Over 40 breeds of sheep can be found in the U.S. today. Each one has their own characteristic strengths and weaknesses meaning there is likely a breed (or breeds) best suited for your particular production system and goals. Listed below are several of the country’s most popular sheep breeds categorized into six breed types – fine wool, long wool, meat, dual purpose, hair, and dairy. There are also many excellent breeds that didn’t make this list, and more information on those can be found at their respective breed association websites.
Fine Wool Breeds – These breeds produce the most desirable high-quality, uniform fleeces. They also tend to be heat, cold, and drought tolerant and are more likely to breed out of season than other wool breeds.

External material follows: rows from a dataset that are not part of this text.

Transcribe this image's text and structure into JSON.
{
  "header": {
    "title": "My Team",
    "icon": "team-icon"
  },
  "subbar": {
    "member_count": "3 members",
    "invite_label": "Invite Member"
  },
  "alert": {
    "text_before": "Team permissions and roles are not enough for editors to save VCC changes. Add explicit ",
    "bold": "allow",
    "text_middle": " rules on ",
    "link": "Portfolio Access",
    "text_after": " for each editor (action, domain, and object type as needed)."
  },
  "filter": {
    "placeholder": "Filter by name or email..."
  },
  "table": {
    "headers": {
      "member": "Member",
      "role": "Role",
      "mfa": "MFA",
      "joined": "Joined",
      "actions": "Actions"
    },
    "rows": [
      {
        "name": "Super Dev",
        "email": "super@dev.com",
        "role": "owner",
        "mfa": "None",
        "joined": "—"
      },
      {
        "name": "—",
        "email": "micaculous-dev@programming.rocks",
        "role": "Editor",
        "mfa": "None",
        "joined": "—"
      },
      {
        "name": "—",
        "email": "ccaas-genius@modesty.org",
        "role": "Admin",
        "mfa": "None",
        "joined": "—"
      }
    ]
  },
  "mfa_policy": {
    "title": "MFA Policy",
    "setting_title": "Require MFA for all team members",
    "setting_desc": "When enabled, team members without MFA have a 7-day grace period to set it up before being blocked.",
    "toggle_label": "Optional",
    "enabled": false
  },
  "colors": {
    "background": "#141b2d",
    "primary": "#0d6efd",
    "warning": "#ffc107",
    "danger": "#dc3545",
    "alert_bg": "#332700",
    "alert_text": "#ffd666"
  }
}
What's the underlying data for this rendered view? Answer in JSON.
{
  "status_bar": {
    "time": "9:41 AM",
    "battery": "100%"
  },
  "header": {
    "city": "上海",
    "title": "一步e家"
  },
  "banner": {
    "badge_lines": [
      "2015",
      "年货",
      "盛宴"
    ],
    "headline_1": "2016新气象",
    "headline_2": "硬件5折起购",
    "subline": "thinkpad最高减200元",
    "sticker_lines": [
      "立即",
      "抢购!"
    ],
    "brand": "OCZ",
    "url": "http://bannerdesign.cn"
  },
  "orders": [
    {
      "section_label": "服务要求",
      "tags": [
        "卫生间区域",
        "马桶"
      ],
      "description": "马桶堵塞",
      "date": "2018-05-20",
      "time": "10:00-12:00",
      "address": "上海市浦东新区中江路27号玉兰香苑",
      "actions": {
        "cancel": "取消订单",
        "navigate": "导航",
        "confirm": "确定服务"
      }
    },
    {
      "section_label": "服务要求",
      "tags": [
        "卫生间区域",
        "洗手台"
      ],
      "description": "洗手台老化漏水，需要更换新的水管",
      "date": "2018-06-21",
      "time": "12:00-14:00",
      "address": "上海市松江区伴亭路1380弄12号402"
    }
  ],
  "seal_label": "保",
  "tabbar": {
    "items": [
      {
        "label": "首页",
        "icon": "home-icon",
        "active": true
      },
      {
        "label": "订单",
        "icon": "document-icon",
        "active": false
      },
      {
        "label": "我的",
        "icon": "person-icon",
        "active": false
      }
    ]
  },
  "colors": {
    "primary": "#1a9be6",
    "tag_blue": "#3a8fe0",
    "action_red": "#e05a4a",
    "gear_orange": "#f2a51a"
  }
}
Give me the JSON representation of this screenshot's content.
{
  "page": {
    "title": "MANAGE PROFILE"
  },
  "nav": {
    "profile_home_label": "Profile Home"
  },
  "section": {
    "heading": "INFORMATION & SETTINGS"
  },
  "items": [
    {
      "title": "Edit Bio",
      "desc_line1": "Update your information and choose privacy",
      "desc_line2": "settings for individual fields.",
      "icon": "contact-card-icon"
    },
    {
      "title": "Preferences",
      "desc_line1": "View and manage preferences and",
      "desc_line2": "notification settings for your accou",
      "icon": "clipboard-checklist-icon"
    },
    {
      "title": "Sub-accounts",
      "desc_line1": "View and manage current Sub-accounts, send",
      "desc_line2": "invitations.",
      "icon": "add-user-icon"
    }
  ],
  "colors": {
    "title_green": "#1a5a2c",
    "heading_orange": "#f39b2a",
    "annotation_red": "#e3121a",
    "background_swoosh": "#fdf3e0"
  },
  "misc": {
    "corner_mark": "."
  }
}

Long Wool Breeds – These breeds are known for their long staple length which is most desirable for hand-spun yarn applications.
Meat Breeds – These breeds may also be known as medium wool breeds. They produce wool of average quality and are valued more for their carcass characteristics. They are commonly used as youth 4-H and FFA projects and are suitable for small family flocks.
Dual Purpose Breeds – These breeds are the product of Merino or Rambouillet crosses and successfully balance both high-quality wool production and lamb production. They are prolific breeders and are specially suited for U.S. range conditions.
Hair Breeds – These breeds produce little to no wool but rather have a hair coat like goats. They are particularly hardy, well-muscled, and easy breeding. They are excellent for hot climates due to their parasite resistance and ability to breed year-round compared to wool sheep.
For information on our sheep feeds, click here.